Epistemic Injustice in Mathematics (final).pdf (305.59 kB)
Epistemic injustice in mathematics
journal contributionposted on 2018-10-24, 12:59 authored by Colin J. Rittberg, Fenner Tanswell, Jean Paul Van Bendegem
We investigate how epistemic injustice can manifest itself in mathematical practices. We do this as both a social epistemological and virtue-theoretic investigation of mathematical practices. We delineate the concept both positively – we show that a certain type of folk theorem can be a source of epistemic injustice in mathematics – and negatively by exploring cases where the obstacles to participation in a mathematical practice do not amount to epistemic injustice. Having explored what epistemic injustice in mathematics can amount to, we use the concept to highlight a potential danger of intellectual enculturation.
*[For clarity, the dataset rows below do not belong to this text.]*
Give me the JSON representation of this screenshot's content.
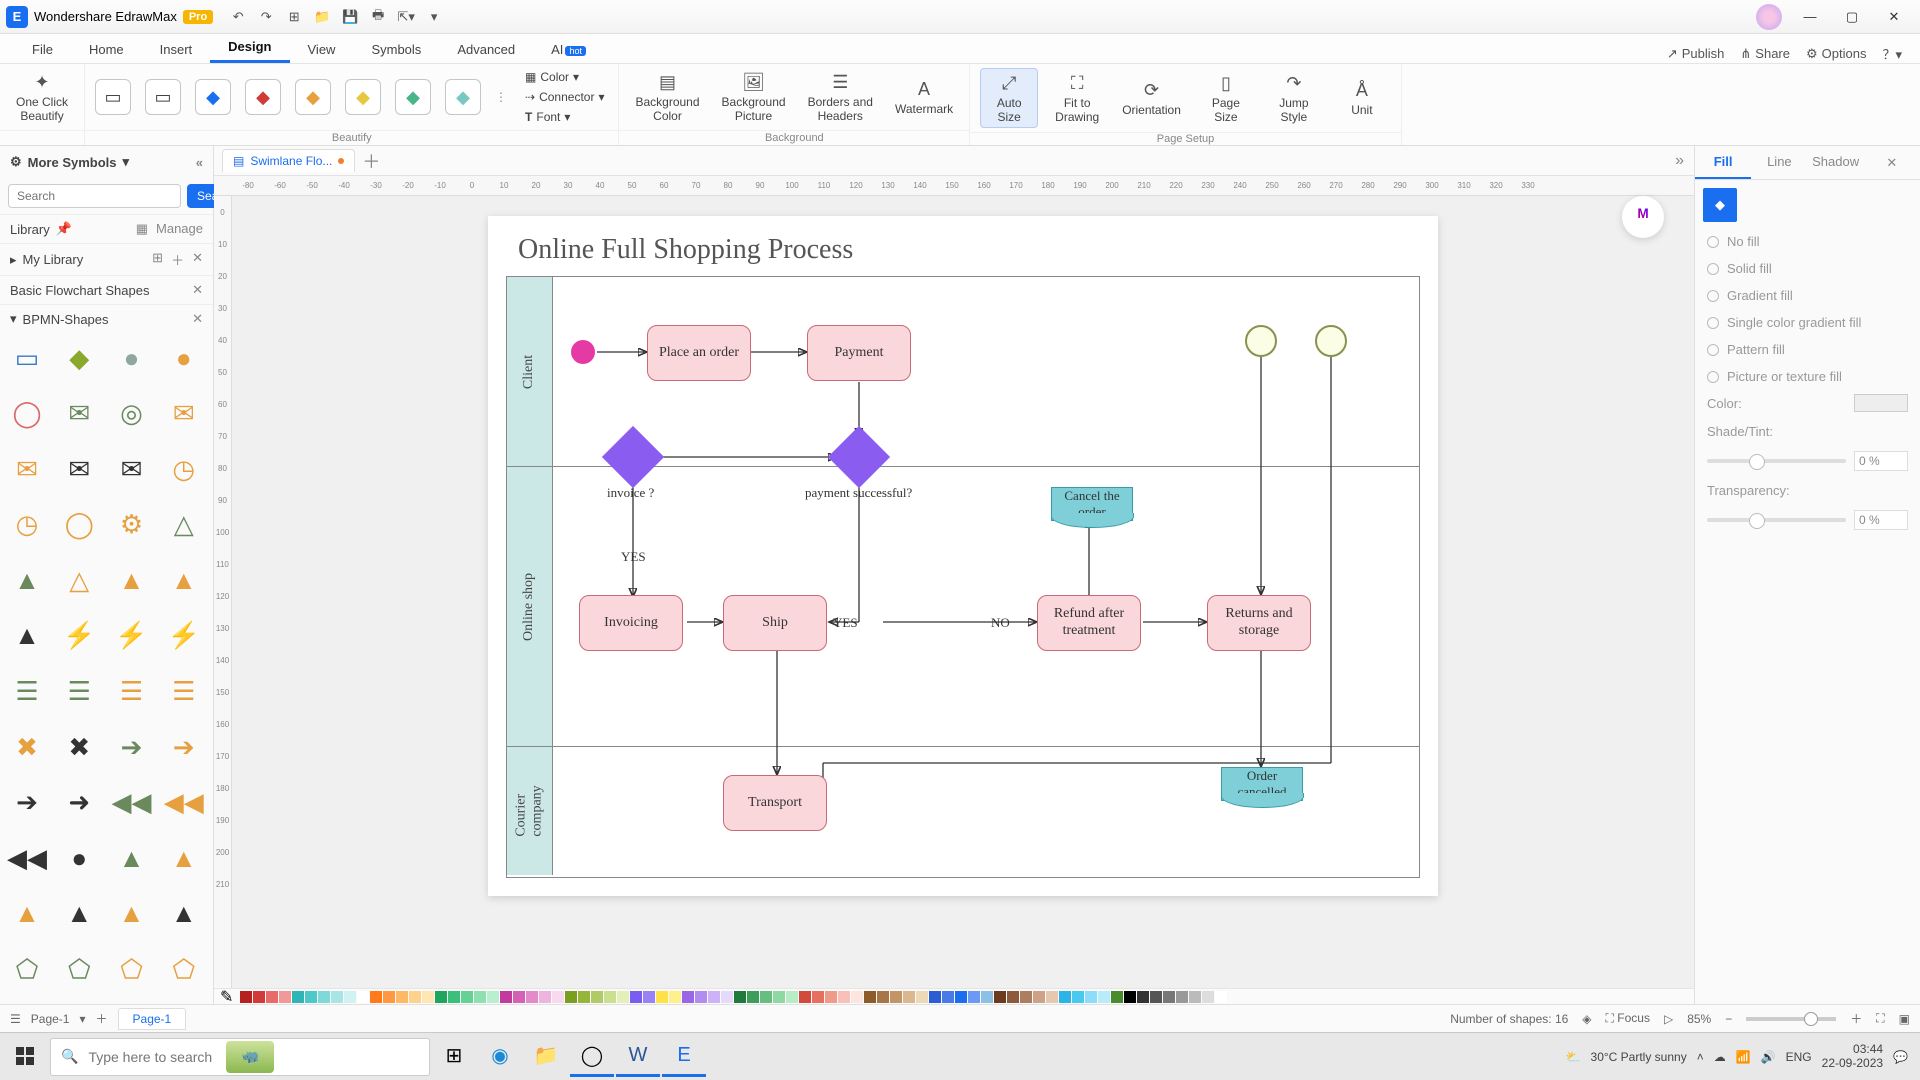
{
  "titlebar": {
    "app": "Wondershare EdrawMax",
    "pro": "Pro"
  },
  "menu": {
    "items": [
      "File",
      "Home",
      "Insert",
      "Design",
      "View",
      "Symbols",
      "Advanced",
      "AI"
    ],
    "active": 3,
    "ai_hot": "hot",
    "right": {
      "publish": "Publish",
      "share": "Share",
      "options": "Options"
    }
  },
  "ribbon": {
    "oneclick": "One Click\nBeautify",
    "group_beautify": "Beautify",
    "small": {
      "color": "Color",
      "connector": "Connector",
      "font": "Font"
    },
    "bg_color": "Background\nColor",
    "bg_pic": "Background\nPicture",
    "borders": "Borders and\nHeaders",
    "watermark": "Watermark",
    "group_background": "Background",
    "autosize": "Auto\nSize",
    "fit": "Fit to\nDrawing",
    "orient": "Orientation",
    "pagesize": "Page\nSize",
    "jump": "Jump\nStyle",
    "unit": "Unit",
    "group_pagesetup": "Page Setup"
  },
  "left": {
    "title": "More Symbols",
    "search_btn": "Search",
    "search_ph": "Search",
    "library": "Library",
    "manage": "Manage",
    "mylib": "My Library",
    "cat1": "Basic Flowchart Shapes",
    "cat2": "BPMN-Shapes"
  },
  "doc_tab": "Swimlane Flo...",
  "ruler_h": [
    "-80",
    "-60",
    "-50",
    "-40",
    "-30",
    "-20",
    "-10",
    "0",
    "10",
    "20",
    "30",
    "40",
    "50",
    "60",
    "70",
    "80",
    "90",
    "100",
    "110",
    "120",
    "130",
    "140",
    "150",
    "160",
    "170",
    "180",
    "190",
    "200",
    "210",
    "220",
    "230",
    "240",
    "250",
    "260",
    "270",
    "280",
    "290",
    "300",
    "310",
    "320",
    "330"
  ],
  "ruler_v": [
    "0",
    "10",
    "20",
    "30",
    "40",
    "50",
    "60",
    "70",
    "80",
    "90",
    "100",
    "110",
    "120",
    "130",
    "140",
    "150",
    "160",
    "170",
    "180",
    "190",
    "200",
    "210"
  ],
  "chart": {
    "title": "Online Full Shopping Process",
    "lanes": {
      "l1": "Client",
      "l2": "Online shop",
      "l3": "Courier\ncompany"
    },
    "n_place": "Place an\norder",
    "n_payment": "Payment",
    "q_invoice": "invoice ?",
    "q_pay": "payment successful?",
    "yes1": "YES",
    "yes2": "YES",
    "no": "NO",
    "n_invoice": "Invoicing",
    "n_ship": "Ship",
    "n_refund": "Refund after\ntreatment",
    "n_returns": "Returns and\nstorage",
    "n_cancel": "Cancel the\norder",
    "n_transport": "Transport",
    "n_ordercancel": "Order\ncancelled"
  },
  "rpanel": {
    "tab_fill": "Fill",
    "tab_line": "Line",
    "tab_shadow": "Shadow",
    "opts": [
      "No fill",
      "Solid fill",
      "Gradient fill",
      "Single color gradient fill",
      "Pattern fill",
      "Picture or texture fill"
    ],
    "color": "Color:",
    "shade": "Shade/Tint:",
    "transp": "Transparency:",
    "pct": "0 %"
  },
  "colorstrip": [
    "#b52020",
    "#d23a3a",
    "#e86a6a",
    "#f29898",
    "#2fb5b5",
    "#4ec9c9",
    "#7fd9d9",
    "#a8e6e6",
    "#d0f2f2",
    "#ffffff",
    "#ff7a1a",
    "#ff9840",
    "#ffb866",
    "#ffd28c",
    "#ffe6b3",
    "#1fa65e",
    "#3cbf78",
    "#66d194",
    "#8ee0b0",
    "#b8efce",
    "#c23a9e",
    "#d561b4",
    "#e38aca",
    "#efb3df",
    "#f8d9f0",
    "#7a9e1f",
    "#95b53c",
    "#b0cb66",
    "#cae08f",
    "#e3f0b8",
    "#7a5cf0",
    "#9a82f4",
    "#ffe14a",
    "#fff08c",
    "#9966e6",
    "#b38cef",
    "#ccb3f7",
    "#e6d9fb",
    "#1f7a3c",
    "#3c9e58",
    "#66bf80",
    "#8fd7a3",
    "#b8ecc6",
    "#d24a3a",
    "#e6705f",
    "#f09a8c",
    "#f7c1b8",
    "#fde4df",
    "#8c5a2b",
    "#a87646",
    "#c39566",
    "#dbb78f",
    "#efd8b8",
    "#2b5ed2",
    "#4a7ae6",
    "#1a6ef0",
    "#6a9af4",
    "#8cc1e6",
    "#6b3a1f",
    "#8c5a3c",
    "#ad7d5f",
    "#cda286",
    "#e6c8b0",
    "#2bb5e6",
    "#4ac9f0",
    "#8cddf7",
    "#b8ecfb",
    "#4a8c2b",
    "#000000",
    "#333333",
    "#555555",
    "#777777",
    "#999999",
    "#bbbbbb",
    "#dddddd",
    "#ffffff"
  ],
  "footer": {
    "pagesel": "Page-1",
    "pagetab": "Page-1",
    "shapes": "Number of shapes: 16",
    "focus": "Focus",
    "zoom": "85%"
  },
  "taskbar": {
    "search_ph": "Type here to search",
    "weather": "30°C  Partly sunny",
    "time": "03:44",
    "date": "22-09-2023"
  }
}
Research for this paper by the first author has been funded by the Research Foundation - Flanders (FWO), project G056716N. Research for this paper by the second author was supported by the EPSRC grant for the project ‘The Social Machine of Mathematics’ led by Prof. Ursula Martin [EP/K040251/2].
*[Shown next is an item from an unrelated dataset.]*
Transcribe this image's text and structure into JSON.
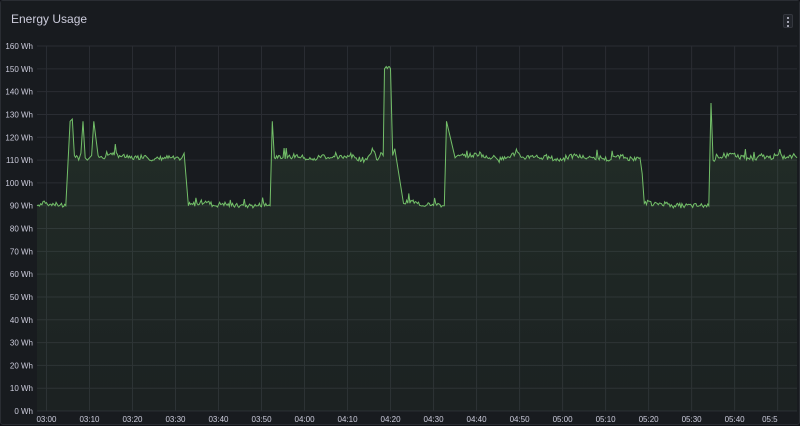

- Mathematics Education Centre
Pages3875 - 3904
CitationRITTBERG, C.J., TANSWELL, F.S. and VAN BENDEGEM, J.P., 2020. Epistemic injustice in mathematics. Synthese, 197, pp.3875-3904.
Publisher© Springer Nature
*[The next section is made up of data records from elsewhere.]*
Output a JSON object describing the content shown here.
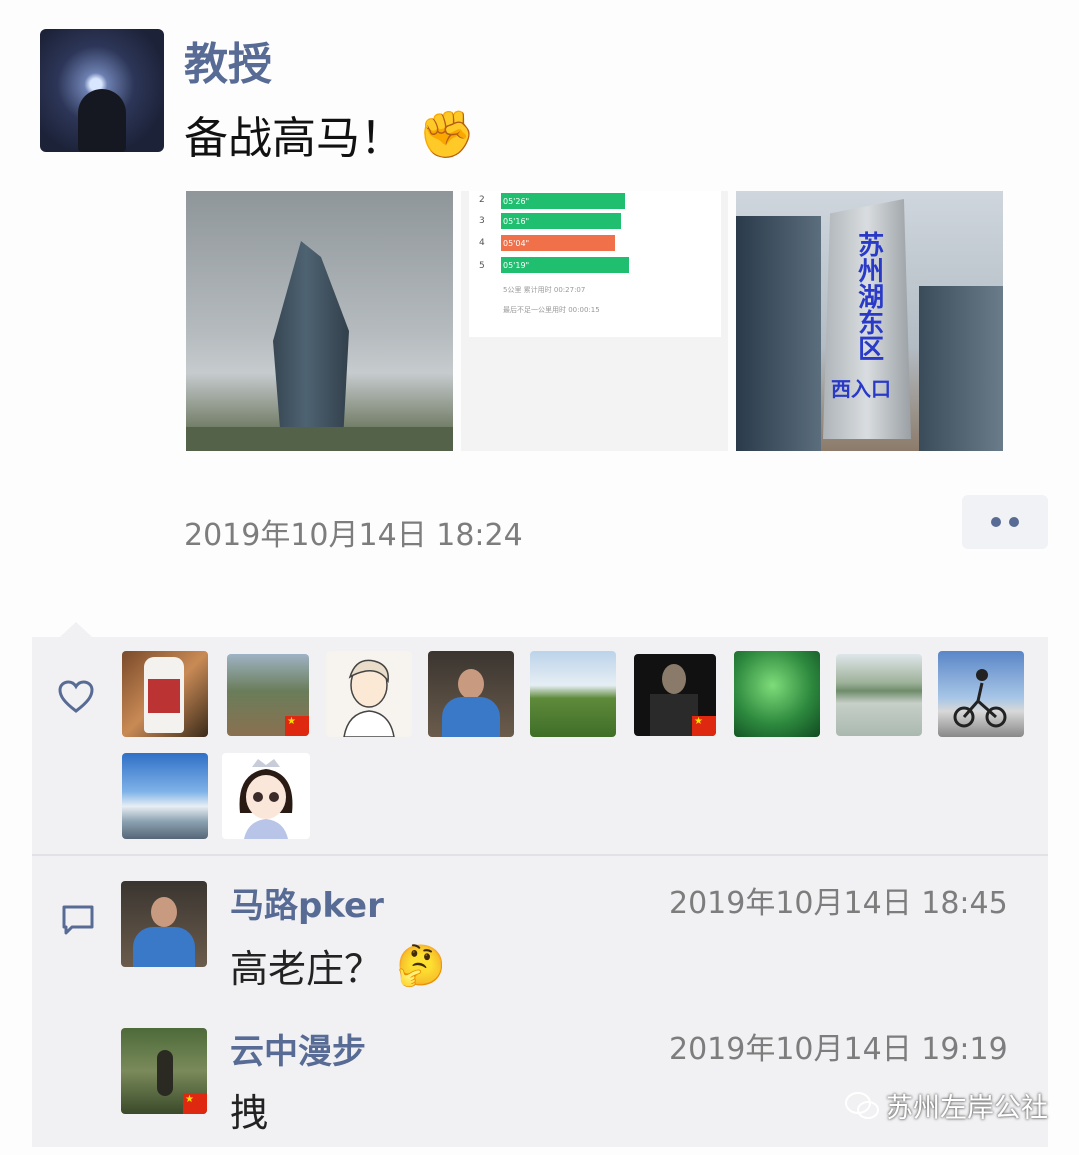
{
  "post": {
    "author": "教授",
    "text": "备战高马！",
    "emoji": "✊",
    "timestamp": "2019年10月14日 18:24",
    "photos": [
      {
        "name": "skyscraper-photo"
      },
      {
        "name": "running-stats-screenshot",
        "rows": [
          "2",
          "3",
          "4",
          "5"
        ],
        "values": [
          "05'26\"",
          "05'16\"",
          "05'04\"",
          "05'19\""
        ],
        "note1": "5公里 累计用时 00:27:07",
        "note2": "最后不足一公里用时 00:00:15"
      },
      {
        "name": "district-sign-photo",
        "sign_text": "苏州湖东区",
        "sign_bottom": "西入口"
      }
    ]
  },
  "likes": {
    "avatars": [
      "liquor-bottle",
      "city-aerial",
      "cartoon-boy",
      "man-blue-shirt",
      "field-landscape",
      "man-dark",
      "green-clover",
      "lake-trees",
      "cyclist",
      "sky-pier",
      "cartoon-girl"
    ]
  },
  "comments": [
    {
      "name": "马路pker",
      "time": "2019年10月14日 18:45",
      "text": "高老庄？",
      "emoji": "🤔"
    },
    {
      "name": "云中漫步",
      "time": "2019年10月14日 19:19",
      "text": "拽",
      "emoji": ""
    }
  ],
  "watermark": "苏州左岸公社",
  "colors": {
    "name_blue": "#576b95",
    "gray_text": "#7d7d7d",
    "panel_bg": "#f1f1f3"
  }
}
- AM (Accepted Manuscript)
Publisher statementThis is a post-peer-review, pre-copyedit version of an article published in Synthese. The final authenticated version is available online at: https://doi.org/10.1007/s11229-018-01981-1